Gaiman has an otherworldly knack for telling modern fairytales, both as a writer and as a narrator. I listened to the audiobook version of this novel, which Gaiman himself narrates.
The Ocean at the End of the Lane is a fascinating exploration of memory, friendship, and the underpinnings of existence itself.
Told from the perspective of a jaded adult remembering a fantastical experience he had as a young boy, this story is full of wonder, fear, and anxiety about the world of grown-ups and other things as can only be seen through the eyes of a child.
The story begins when the protagonist, unnamed, goes on a drive to get away from the drudgery of a funeral he is attending.
He soon finds himself driving to the lane where he grew, where his house no longer stands, and at the old farmhouse at the end of the lane. He doesn’t quite understand why, but he seems to be drawn to this place. He speaks with the old woman over a spot of tea, then goes to sit by the pond out back, which the little girl he used to know there called an ocean. Then, the memories flood back to him.
This framework story toys with the idea of memory, why we remember the things we do and may be better off not, or remember the things we don’t when those things could change our lives, our very existence.
The Ocean at the End of the Lane is a rich story that weaves these concepts deftly in and out of the narrative, so you only ever feel like you’re hearing a fairytale, and not a lecture on childhood memory and the forgotten perceptions of adulthood.

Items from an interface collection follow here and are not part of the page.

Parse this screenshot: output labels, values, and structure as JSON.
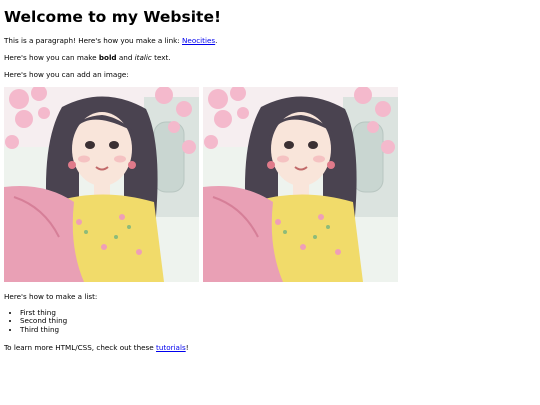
{
  "page": {
    "heading": "Welcome to my Website!",
    "para1": {
      "text": "This is a paragraph! Here's how you make a link: ",
      "link": "Neocities",
      "after": "."
    },
    "para2": {
      "before": "Here's how you can make ",
      "bold": "bold",
      "middle": " and ",
      "italic": "italic",
      "after": " text."
    },
    "para3": "Here's how you can add an image:",
    "list_intro": "Here's how to make a list:",
    "list": [
      "First thing",
      "Second thing",
      "Third thing"
    ],
    "footer": {
      "text": "To learn more HTML/CSS, check out these ",
      "link": "tutorials",
      "after": "!"
    }
  },
  "colors": {
    "link": "#0000ee",
    "scarf": "#e9a0b5",
    "dress": "#f1db6a",
    "hair": "#4a4350",
    "blossom": "#f4b9cc"
  }
}
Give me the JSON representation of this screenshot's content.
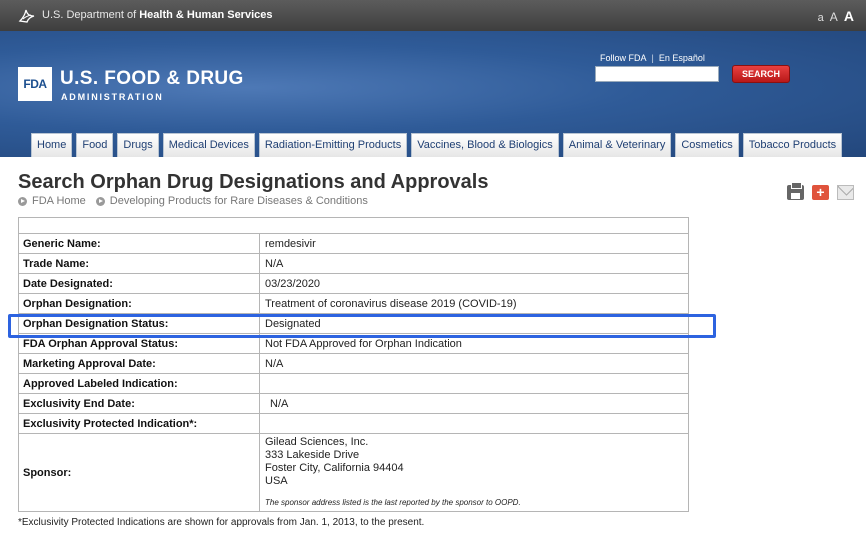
{
  "hhs_bar": {
    "prefix": "U.S. Department of",
    "dept": "Health & Human Services",
    "text_small": "a",
    "text_medium": "A",
    "text_large": "A"
  },
  "header": {
    "logo_text": "FDA",
    "title": "U.S. FOOD & DRUG",
    "subtitle": "ADMINISTRATION",
    "follow_link": "Follow FDA",
    "spanish_link": "En Español",
    "separator": "|",
    "search_value": "",
    "search_button": "SEARCH"
  },
  "nav": {
    "tabs": [
      {
        "label": "Home"
      },
      {
        "label": "Food"
      },
      {
        "label": "Drugs"
      },
      {
        "label": "Medical Devices"
      },
      {
        "label": "Radiation-Emitting Products"
      },
      {
        "label": "Vaccines, Blood & Biologics"
      },
      {
        "label": "Animal & Veterinary"
      },
      {
        "label": "Cosmetics"
      },
      {
        "label": "Tobacco Products"
      }
    ]
  },
  "page": {
    "title": "Search Orphan Drug Designations and Approvals",
    "breadcrumb": [
      "FDA Home",
      "Developing Products for Rare Diseases & Conditions"
    ]
  },
  "tools": {
    "print": "print-icon",
    "add": "plus-icon",
    "email": "email-icon"
  },
  "record": {
    "rows": [
      {
        "label": "Generic Name:",
        "value": "remdesivir"
      },
      {
        "label": "Trade Name:",
        "value": "N/A"
      },
      {
        "label": "Date Designated:",
        "value": "03/23/2020"
      },
      {
        "label": "Orphan Designation:",
        "value": "Treatment of coronavirus disease 2019 (COVID-19)"
      },
      {
        "label": "Orphan Designation Status:",
        "value": "Designated"
      },
      {
        "label": "FDA Orphan Approval Status:",
        "value": "Not FDA Approved for Orphan Indication"
      },
      {
        "label": "Marketing Approval Date:",
        "value": "N/A"
      },
      {
        "label": "Approved Labeled Indication:",
        "value": ""
      },
      {
        "label": "Exclusivity End Date:",
        "value": "N/A"
      },
      {
        "label": "Exclusivity Protected Indication*:",
        "value": ""
      }
    ],
    "sponsor": {
      "label": "Sponsor:",
      "name": "Gilead Sciences, Inc.",
      "street": "333 Lakeside Drive",
      "city": "Foster City, California 94404",
      "country": "USA",
      "note": "The sponsor address listed is the last reported by the sponsor to OOPD."
    }
  },
  "footnote": "*Exclusivity Protected Indications are shown for approvals from Jan. 1, 2013, to the present.",
  "colors": {
    "highlight": "#2d63e0",
    "header_blue": "#2f5b98",
    "search_red": "#d42a2a"
  }
}
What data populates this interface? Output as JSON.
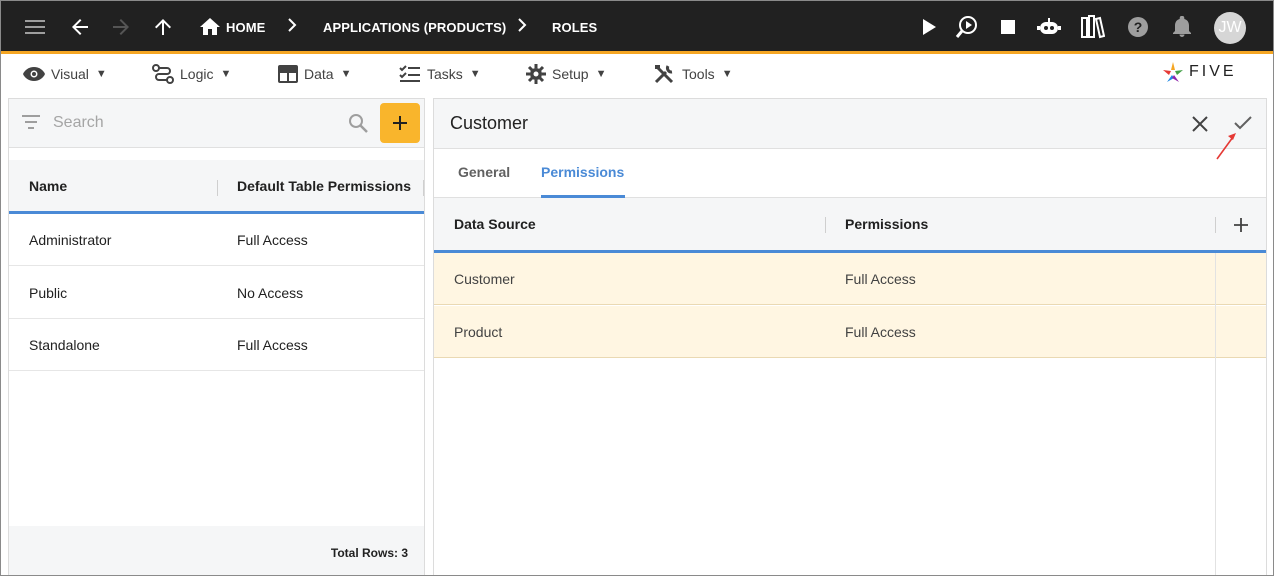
{
  "topbar": {
    "breadcrumbs": [
      "HOME",
      "APPLICATIONS (PRODUCTS)",
      "ROLES"
    ],
    "user_initials": "JW",
    "icons": [
      "menu-icon",
      "back-arrow-icon",
      "forward-arrow-icon",
      "up-arrow-icon",
      "home-icon",
      "play-icon",
      "debug-search-icon",
      "stop-icon",
      "chatbot-icon",
      "library-icon",
      "help-icon",
      "notifications-icon"
    ]
  },
  "menubar": {
    "items": [
      {
        "label": "Visual",
        "icon": "eye-icon"
      },
      {
        "label": "Logic",
        "icon": "logic-icon"
      },
      {
        "label": "Data",
        "icon": "table-icon"
      },
      {
        "label": "Tasks",
        "icon": "tasks-icon"
      },
      {
        "label": "Setup",
        "icon": "gear-icon"
      },
      {
        "label": "Tools",
        "icon": "tools-icon"
      }
    ],
    "caret": "▼",
    "brand": "FIVE"
  },
  "left_panel": {
    "search_placeholder": "Search",
    "columns": [
      "Name",
      "Default Table Permissions"
    ],
    "rows": [
      [
        "Administrator",
        "Full Access"
      ],
      [
        "Public",
        "No Access"
      ],
      [
        "Standalone",
        "Full Access"
      ]
    ],
    "total_rows_label": "Total Rows: 3"
  },
  "right_panel": {
    "title": "Customer",
    "tabs": [
      "General",
      "Permissions"
    ],
    "active_tab": "Permissions",
    "columns": [
      "Data Source",
      "Permissions"
    ],
    "rows": [
      [
        "Customer",
        "Full Access"
      ],
      [
        "Product",
        "Full Access"
      ]
    ]
  },
  "colors": {
    "topbar_bg": "#212121",
    "accent_orange": "#f5a623",
    "add_button": "#f9b52c",
    "active_blue": "#4a8ad6",
    "row_highlight": "#fff6e2",
    "annotation_arrow": "#e53935"
  }
}
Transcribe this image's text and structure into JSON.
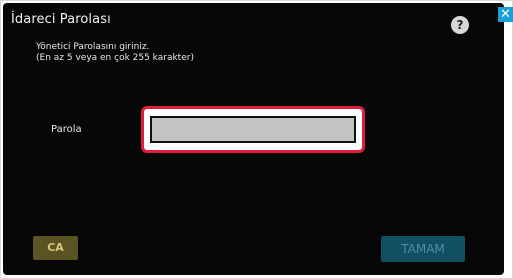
{
  "dialog": {
    "title": "İdareci Parolası",
    "help_icon_glyph": "?",
    "close_icon_glyph": "✕",
    "instruction_line1": "Yönetici Parolasını giriniz.",
    "instruction_line2": "(En az 5 veya en çok 255 karakter)"
  },
  "form": {
    "password_label": "Parola",
    "password_value": "",
    "password_placeholder": ""
  },
  "buttons": {
    "clear_label": "CA",
    "ok_label": "TAMAM"
  },
  "icons": {
    "help": "help-icon",
    "close": "close-icon"
  },
  "colors": {
    "dialog_background": "#070707",
    "highlight_border": "#e01e3c",
    "close_button": "#1aa0d8",
    "ok_button": "#114f63",
    "clear_button": "#5c5324"
  }
}
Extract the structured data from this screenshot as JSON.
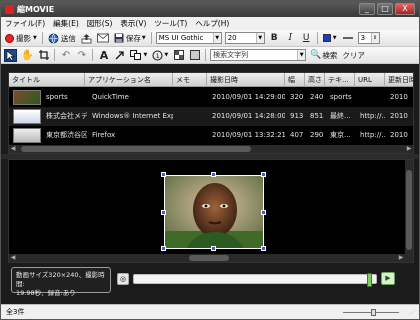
{
  "window": {
    "title": "MOVIE",
    "title_prefix": "縮",
    "minimize": "_",
    "maximize": "□",
    "close": "X"
  },
  "menu": [
    {
      "label": "ファイル(F)"
    },
    {
      "label": "編集(E)"
    },
    {
      "label": "図形(S)"
    },
    {
      "label": "表示(V)"
    },
    {
      "label": "ツール(T)"
    },
    {
      "label": "ヘルプ(H)"
    }
  ],
  "toolbar1": {
    "record_label": "撮影",
    "send_label": "送信",
    "save_label": "保存",
    "font_name": "MS UI Gothic",
    "font_size": "20",
    "bold": "B",
    "italic": "I",
    "underline": "U",
    "line_width": "3",
    "accent_color": "#1a3cc8"
  },
  "toolbar2": {
    "search_placeholder": "検索文字列",
    "search_label": "検索",
    "clear_label": "クリア"
  },
  "list": {
    "columns": [
      "タイトル",
      "アプリケーション名",
      "メモ",
      "撮影日時",
      "幅",
      "高さ",
      "テキ...",
      "URL",
      "更新日時"
    ],
    "rows": [
      {
        "title": "sports",
        "app": "QuickTime",
        "memo": "",
        "datetime": "2010/09/01 14:29:00",
        "width": "320",
        "height": "240",
        "text": "sports",
        "url": "",
        "updated": "2010",
        "thumb": "sports"
      },
      {
        "title": "株式会社メディ...",
        "app": "Windows® Internet Explorer",
        "memo": "",
        "datetime": "2010/09/01 14:28:00",
        "width": "913",
        "height": "851",
        "text": "最終...",
        "url": "http://...",
        "updated": "2010",
        "thumb": "web"
      },
      {
        "title": "東京都渋谷区...",
        "app": "Firefox",
        "memo": "",
        "datetime": "2010/09/01 13:32:21",
        "width": "407",
        "height": "290",
        "text": "東京...",
        "url": "http://...",
        "updated": "2010",
        "thumb": "map"
      }
    ]
  },
  "info": {
    "line1": "動画サイズ320×240、撮影時間:",
    "line2": "19.98秒、録音:あり"
  },
  "playback": {
    "progress": 0.985,
    "play_symbol": "▶",
    "snap_symbol": "◎"
  },
  "status": {
    "count_text": "全3件",
    "zoom_level": 0.55
  }
}
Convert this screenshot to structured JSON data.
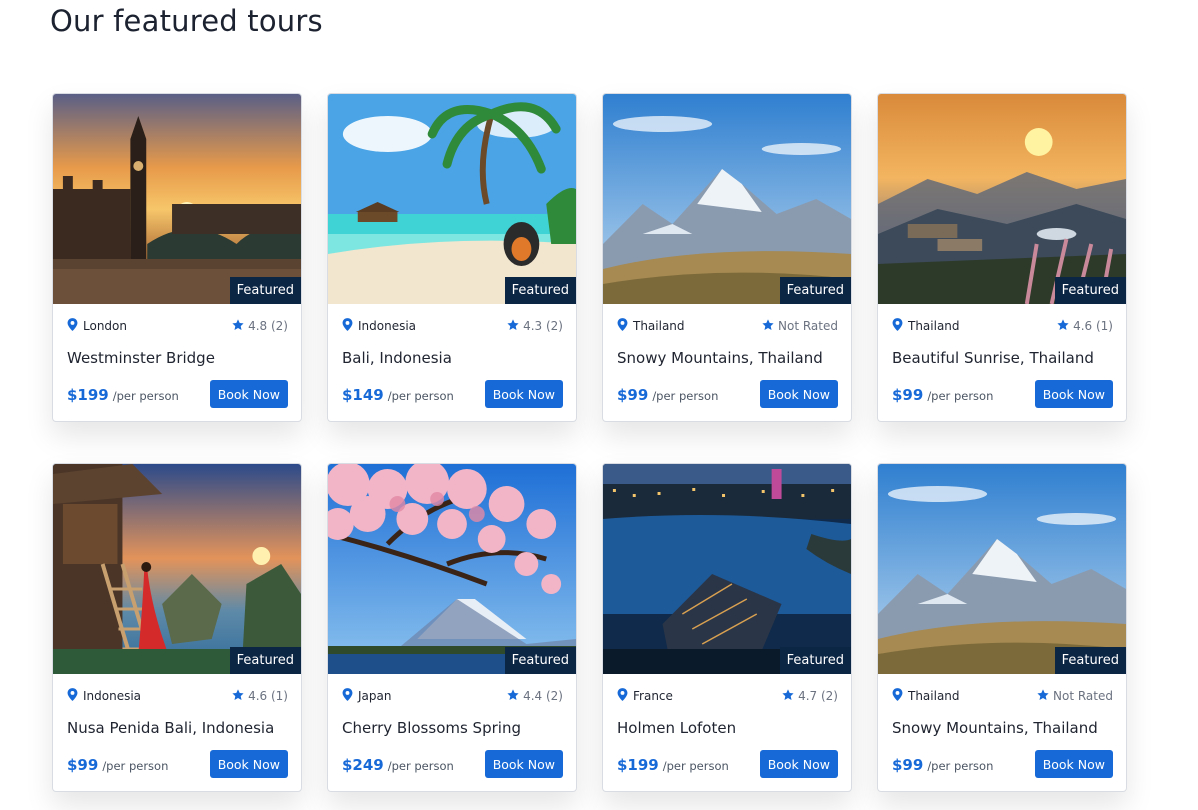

Gaiman masterfully narrates the audiobook as well. Having listened to two of his novels on audiobook, and never having read the print copies, it’s actually difficult for me to imagine not hearing these stories told in his deliberate, inquisitive, and soothing narrative style. Other than Jonathan Keeble’s raucous delivery of The Saxon Stories, I can’t think of a narrator who so intrinsically captures the tone of the story they’re reading, let alone an author capturing their own work. Gaiman brings a level of depth to his characters, dialog, and descriptions that I might be able to conjure myself if I read the print version.